Recurrent Genital Herpes
Recurrent genital herpes outbreaks are when you have repeated episodes of genital herpes symptoms. Genital herpes outbreaks can cause pain and discomfort, as well as being inconvenient. Let’s look at what causes recurrent genital herpes outbreaks, and what you can do to help prevent them.
What are herpes recurrences?
Herpes recurrences (also called genital herpes outbreaks) are when the virus that causes herpes becomes reactivated. This leads to symptoms of genital herpes.
Genital herpes is caused by the herpes simplex virus. Genital herpes is usually caused by herpes simplex virus type 1 or 2 (HSV-1 or HSV-2). HSV-1 also causes oral herpes (cold sores).
Genital herpes is spread through close sexual contact, including vaginal, anal and oral sex. The most common sign of genital herpes is small blisters (herpes sores) that develop in the genital area (vagina, penis or anus). After a few days, the blisters fill with fluid which then burst. The burst blisters develop into ulcers or lesions which can be painful. Over time, the ulcers will scab over and eventually heal. During a first outbreak of genital herpes, you may also have flu-like symptoms including fever and tiredness.
After an initial outbreak, the herpes simplex virus remains dormant in your nervous system. At some point in the future, the virus can become reactivated. The virus moves from the nervous system to your skin, where it can cause symptoms again.
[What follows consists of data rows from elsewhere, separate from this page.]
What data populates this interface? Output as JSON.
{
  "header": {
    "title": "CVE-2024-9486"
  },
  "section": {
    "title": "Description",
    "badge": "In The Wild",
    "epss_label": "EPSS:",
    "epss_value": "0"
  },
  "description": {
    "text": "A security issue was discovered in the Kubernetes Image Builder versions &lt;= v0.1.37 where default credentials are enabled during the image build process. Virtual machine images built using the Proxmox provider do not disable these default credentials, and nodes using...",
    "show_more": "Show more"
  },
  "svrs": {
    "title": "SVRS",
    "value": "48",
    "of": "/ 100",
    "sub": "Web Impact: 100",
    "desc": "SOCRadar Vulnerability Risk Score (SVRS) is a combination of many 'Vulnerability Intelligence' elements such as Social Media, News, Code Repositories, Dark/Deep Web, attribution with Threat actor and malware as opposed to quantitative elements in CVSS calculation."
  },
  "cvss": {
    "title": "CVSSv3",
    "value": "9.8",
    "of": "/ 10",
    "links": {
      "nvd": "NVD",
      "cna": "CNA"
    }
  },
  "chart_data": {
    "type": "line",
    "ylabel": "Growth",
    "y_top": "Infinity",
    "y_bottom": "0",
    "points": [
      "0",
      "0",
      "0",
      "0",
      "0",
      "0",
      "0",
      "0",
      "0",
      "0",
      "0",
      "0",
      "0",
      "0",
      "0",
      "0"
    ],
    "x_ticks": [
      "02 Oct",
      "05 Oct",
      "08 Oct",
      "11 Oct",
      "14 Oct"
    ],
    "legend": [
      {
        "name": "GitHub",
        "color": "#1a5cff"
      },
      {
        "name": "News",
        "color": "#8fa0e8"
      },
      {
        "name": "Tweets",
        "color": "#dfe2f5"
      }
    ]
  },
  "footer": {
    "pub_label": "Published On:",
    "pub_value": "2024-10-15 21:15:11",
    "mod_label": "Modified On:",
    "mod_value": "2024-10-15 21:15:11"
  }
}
Recurrent genital herpes outbreaks can cause herpes sores to develop but do not usually cause flu-like symptoms.
Some people have no further genital herpes outbreaks after the first one. Others may experience a few, or many outbreaks. For most people, genital herpes recurrences will become less severe over time. Later genital herpes outbreaks also usually last for less time. Eventually, you will usually stop having genital herpes outbreaks.
How long does a recurrent herpes outbreak last?
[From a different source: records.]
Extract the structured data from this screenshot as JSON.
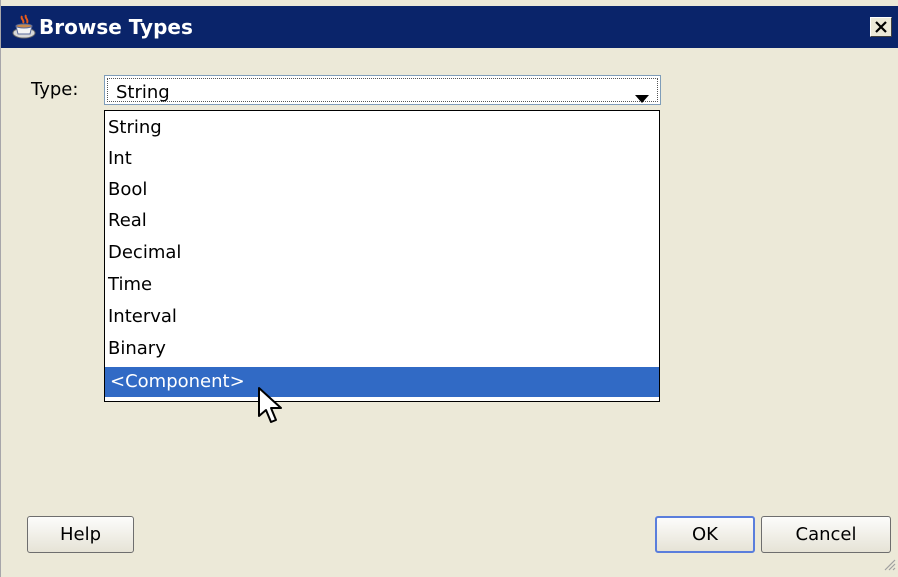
{
  "window": {
    "title": "Browse Types",
    "title_bar_color": "#0a246a",
    "icon": "coffee-cup-icon",
    "close_icon": "close-icon"
  },
  "type_field": {
    "label": "Type:",
    "selected_value": "String",
    "arrow_icon": "chevron-down-icon"
  },
  "dropdown": {
    "highlight_color": "#316ac5",
    "items": [
      {
        "label": "String",
        "highlighted": false
      },
      {
        "label": "Int",
        "highlighted": false
      },
      {
        "label": "Bool",
        "highlighted": false
      },
      {
        "label": "Real",
        "highlighted": false
      },
      {
        "label": "Decimal",
        "highlighted": false
      },
      {
        "label": "Time",
        "highlighted": false
      },
      {
        "label": "Interval",
        "highlighted": false
      },
      {
        "label": "Binary",
        "highlighted": false
      },
      {
        "label": "<Component>",
        "highlighted": true
      }
    ]
  },
  "buttons": {
    "help": "Help",
    "ok": "OK",
    "cancel": "Cancel"
  }
}
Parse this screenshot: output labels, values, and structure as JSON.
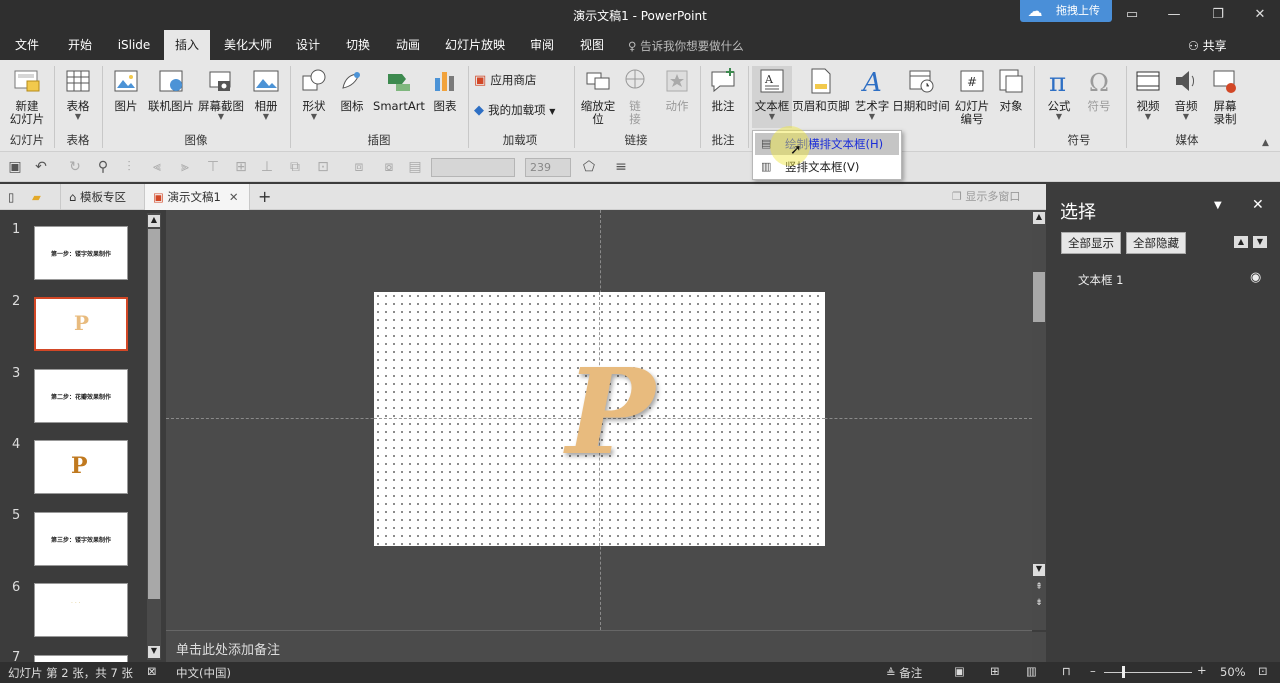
{
  "window": {
    "title": "演示文稿1  -  PowerPoint",
    "upload_label": "拖拽上传"
  },
  "tabs": [
    "文件",
    "开始",
    "iSlide",
    "插入",
    "美化大师",
    "设计",
    "切换",
    "动画",
    "幻灯片放映",
    "审阅",
    "视图"
  ],
  "active_tab": "插入",
  "tell_me": "告诉我你想要做什么",
  "share": "共享",
  "ribbon": {
    "new_slide": "新建\n幻灯片",
    "table": "表格",
    "picture": "图片",
    "online_picture": "联机图片",
    "screenshot": "屏幕截图",
    "album": "相册",
    "shapes": "形状",
    "icons": "图标",
    "smartart": "SmartArt",
    "chart": "图表",
    "store": "应用商店",
    "my_addins": "我的加载项",
    "zoom": "缩放定\n位",
    "link": "链\n接",
    "action": "动作",
    "comment": "批注",
    "textbox": "文本框",
    "header_footer": "页眉和页脚",
    "wordart": "艺术字",
    "datetime": "日期和时间",
    "slide_number": "幻灯片\n编号",
    "object": "对象",
    "equation": "公式",
    "symbol": "符号",
    "video": "视频",
    "audio": "音频",
    "screen_record": "屏幕\n录制",
    "groups": {
      "slides": "幻灯片",
      "tables": "表格",
      "images": "图像",
      "illustrations": "插图",
      "addins": "加载项",
      "links": "链接",
      "comments": "批注",
      "symbols": "符号",
      "media": "媒体"
    }
  },
  "qat": {
    "font_size": "239"
  },
  "doc_tabs": {
    "templates": "模板专区",
    "doc": "演示文稿1",
    "multi_window": "显示多窗口"
  },
  "thumbnails": [
    {
      "num": "1",
      "text": "第一步：镂字效果制作"
    },
    {
      "num": "2",
      "text": "P"
    },
    {
      "num": "3",
      "text": "第二步：花瓣效果制作"
    },
    {
      "num": "4",
      "text": "P"
    },
    {
      "num": "5",
      "text": "第三步：镂字效果制作"
    },
    {
      "num": "6",
      "text": ""
    },
    {
      "num": "7",
      "text": ""
    }
  ],
  "slide": {
    "letter": "P"
  },
  "notes_placeholder": "单击此处添加备注",
  "pane": {
    "title": "选择",
    "show_all": "全部显示",
    "hide_all": "全部隐藏",
    "items": [
      "文本框 1"
    ]
  },
  "dropdown": {
    "horizontal": "绘制横排文本框(H)",
    "vertical": "竖排文本框(V)"
  },
  "status": {
    "slide_info": "幻灯片 第 2 张，共 7 张",
    "language": "中文(中国)",
    "notes": "备注",
    "zoom": "50%"
  },
  "colors": {
    "accent": "#d24726",
    "letter": "#e8bb7e"
  }
}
A first herpes outbreak typically lasts 10 days or a couple of weeks, but it depends on your personal health at the time.
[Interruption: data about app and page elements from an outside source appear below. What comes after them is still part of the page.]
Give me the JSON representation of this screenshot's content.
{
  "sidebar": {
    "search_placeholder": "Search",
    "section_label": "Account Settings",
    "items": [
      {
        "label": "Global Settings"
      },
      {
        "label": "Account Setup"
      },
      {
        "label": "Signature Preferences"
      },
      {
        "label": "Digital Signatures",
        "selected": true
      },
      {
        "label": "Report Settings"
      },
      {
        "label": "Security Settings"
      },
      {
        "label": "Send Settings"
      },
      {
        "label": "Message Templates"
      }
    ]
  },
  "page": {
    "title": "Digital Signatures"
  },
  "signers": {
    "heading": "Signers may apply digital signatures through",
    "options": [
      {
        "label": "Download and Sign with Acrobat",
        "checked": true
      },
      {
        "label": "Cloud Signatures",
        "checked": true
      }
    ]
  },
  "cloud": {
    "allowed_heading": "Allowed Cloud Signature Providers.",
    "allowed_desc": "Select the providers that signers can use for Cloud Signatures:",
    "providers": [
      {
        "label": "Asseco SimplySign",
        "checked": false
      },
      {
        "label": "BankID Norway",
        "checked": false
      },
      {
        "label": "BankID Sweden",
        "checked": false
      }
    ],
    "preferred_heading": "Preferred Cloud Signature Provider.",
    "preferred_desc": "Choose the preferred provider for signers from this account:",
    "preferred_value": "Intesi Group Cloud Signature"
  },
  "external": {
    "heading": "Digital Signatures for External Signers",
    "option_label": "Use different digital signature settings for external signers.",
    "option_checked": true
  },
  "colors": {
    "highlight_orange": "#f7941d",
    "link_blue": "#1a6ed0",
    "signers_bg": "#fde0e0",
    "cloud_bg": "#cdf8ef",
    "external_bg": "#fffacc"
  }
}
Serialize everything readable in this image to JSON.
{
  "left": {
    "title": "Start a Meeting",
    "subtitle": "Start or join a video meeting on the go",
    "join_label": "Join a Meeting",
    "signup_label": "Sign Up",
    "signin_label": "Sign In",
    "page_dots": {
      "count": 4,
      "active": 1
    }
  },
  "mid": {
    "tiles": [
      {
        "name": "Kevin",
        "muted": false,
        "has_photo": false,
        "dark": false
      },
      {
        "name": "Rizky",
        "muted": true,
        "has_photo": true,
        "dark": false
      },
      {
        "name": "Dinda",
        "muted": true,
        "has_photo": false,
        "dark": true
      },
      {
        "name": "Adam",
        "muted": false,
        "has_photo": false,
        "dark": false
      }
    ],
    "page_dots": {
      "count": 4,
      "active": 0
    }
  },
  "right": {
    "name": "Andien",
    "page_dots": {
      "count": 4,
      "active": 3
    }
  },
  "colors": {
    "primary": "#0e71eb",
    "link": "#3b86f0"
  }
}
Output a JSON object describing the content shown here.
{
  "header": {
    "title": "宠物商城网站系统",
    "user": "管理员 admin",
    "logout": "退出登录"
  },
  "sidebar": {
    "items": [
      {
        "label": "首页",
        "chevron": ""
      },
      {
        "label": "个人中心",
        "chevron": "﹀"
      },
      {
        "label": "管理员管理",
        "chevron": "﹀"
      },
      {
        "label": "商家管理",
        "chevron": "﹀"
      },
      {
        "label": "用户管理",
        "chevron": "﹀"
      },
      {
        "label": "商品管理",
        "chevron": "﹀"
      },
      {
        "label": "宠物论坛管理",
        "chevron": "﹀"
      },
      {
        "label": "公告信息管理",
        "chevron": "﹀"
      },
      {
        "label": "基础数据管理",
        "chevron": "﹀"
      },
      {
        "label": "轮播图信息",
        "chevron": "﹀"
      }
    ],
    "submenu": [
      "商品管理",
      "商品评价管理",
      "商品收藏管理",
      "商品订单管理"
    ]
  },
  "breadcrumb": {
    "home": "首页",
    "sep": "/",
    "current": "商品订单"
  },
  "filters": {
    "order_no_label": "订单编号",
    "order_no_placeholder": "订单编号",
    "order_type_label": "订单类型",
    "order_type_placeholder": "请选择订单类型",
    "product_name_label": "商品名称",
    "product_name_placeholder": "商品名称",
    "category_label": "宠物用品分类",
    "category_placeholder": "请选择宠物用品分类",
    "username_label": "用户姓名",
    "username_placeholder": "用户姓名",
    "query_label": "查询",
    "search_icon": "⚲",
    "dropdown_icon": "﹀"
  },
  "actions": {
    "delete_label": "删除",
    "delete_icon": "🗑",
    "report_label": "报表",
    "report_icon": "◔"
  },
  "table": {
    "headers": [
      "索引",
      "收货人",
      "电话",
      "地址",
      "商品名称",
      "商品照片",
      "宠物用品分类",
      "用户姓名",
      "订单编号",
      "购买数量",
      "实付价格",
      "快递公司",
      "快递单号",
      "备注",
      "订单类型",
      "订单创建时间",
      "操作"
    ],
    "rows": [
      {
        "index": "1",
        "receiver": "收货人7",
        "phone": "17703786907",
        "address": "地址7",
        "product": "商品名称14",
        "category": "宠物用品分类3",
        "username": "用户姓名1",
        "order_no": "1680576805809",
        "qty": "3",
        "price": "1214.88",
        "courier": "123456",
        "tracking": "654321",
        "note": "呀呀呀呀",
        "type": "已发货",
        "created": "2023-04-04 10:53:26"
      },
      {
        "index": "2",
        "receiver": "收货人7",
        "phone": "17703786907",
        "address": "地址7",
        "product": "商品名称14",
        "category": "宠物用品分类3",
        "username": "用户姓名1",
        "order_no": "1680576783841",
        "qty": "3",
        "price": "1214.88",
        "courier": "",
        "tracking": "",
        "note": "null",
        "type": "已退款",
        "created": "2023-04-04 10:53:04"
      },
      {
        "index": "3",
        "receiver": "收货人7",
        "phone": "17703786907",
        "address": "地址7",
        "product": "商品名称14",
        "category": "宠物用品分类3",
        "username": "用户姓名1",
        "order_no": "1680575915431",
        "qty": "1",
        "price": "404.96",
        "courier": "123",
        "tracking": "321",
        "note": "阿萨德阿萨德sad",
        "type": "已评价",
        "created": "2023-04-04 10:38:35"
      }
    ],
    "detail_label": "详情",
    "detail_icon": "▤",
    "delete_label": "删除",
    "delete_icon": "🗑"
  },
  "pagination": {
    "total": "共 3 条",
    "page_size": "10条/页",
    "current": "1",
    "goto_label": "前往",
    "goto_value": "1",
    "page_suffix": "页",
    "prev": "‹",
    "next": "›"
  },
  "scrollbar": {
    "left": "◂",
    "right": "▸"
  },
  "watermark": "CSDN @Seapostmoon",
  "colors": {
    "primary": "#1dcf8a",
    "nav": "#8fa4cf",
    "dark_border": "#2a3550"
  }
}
After your first genital herpes infection, recurrent herpes outbreaks will usually last for a shorter length of time. You might only notice a tingling feeling as if herpes blisters are about to develop, but with no further symptoms. Herpes outbreaks can eventually become rare occurrences, and only come up after being triggered by something, such as stress.
How often do herpes outbreaks occur?
How often herpes outbreaks occur will depend on what might trigger them and your individual health status at the time. You may have several herpes outbreaks in a year or sometimes herpes outbreaks can come close together.
In other cases, herpes outbreaks may not happen very often. You may not have a herpes outbreak until months or even years after the first infection. You may have just a single genital herpes outbreak and then no further symptoms.
How to prevent genital herpes recurrence
If you have had multiple genital herpes outbreaks and you are finding the symptoms difficult, you may be able to take treatment to prevent further genital herpes recurrence.
To treat a genital herpes outbreak, these antiviral medicines are usually taken for between 1 and 5 days.
If you’ve had 6 or more genital herpes outbreaks in a year, you may be able to take antiviral medication to help prevent future outbreaks. To prevent genital herpes recurrence, you may need to take antiviral medication at a different dose and for a longer period of time. Fill in the Asda Online Doctor questionnaire and one of our doctors will advise if this is suitable for you.
You may be able to recognise things that trigger an outbreak of genital herpes. Factors thought to be possible triggers of genital herpes outbreaks include:
- hormonal changes, for example menstruation (having a period)
- sunlight or using sunbeds (UV light)
- having a weakened immune system (due to illness or medication)
- drinking alcohol
- wearing tight clothing or non breathable fabrics, such as nylon
If you’re aware of certain things that trigger your outbreaks of genital herpes, you may want to try and avoid them.
Dr Kathryn Basford
Dr Kathryn Basford is a qualified GP who works as a GP in London, as well as with ZAVA. She graduated from the University of Manchester and completed her GP training through Whipps Cross Hospital in London.Meet our doctors
Article created: 26 Apr 2022
Last reviewed: 26 Apr 2022
Genital Herpes (NHS) [Sep 2020] [accessed Mar 2022]
BASHH (British Association for Sexual Health and HIV) Patient Information Leaflet – Herpes  [accessed Mar 20222]
Herpes recurrences explained (Herpes Virus Association)  [accessed Mar 2022]
Herpes simplex – genital (NICE) [May 2017] [accessed Mar 2022]
(Reviews are for ZAVA UK)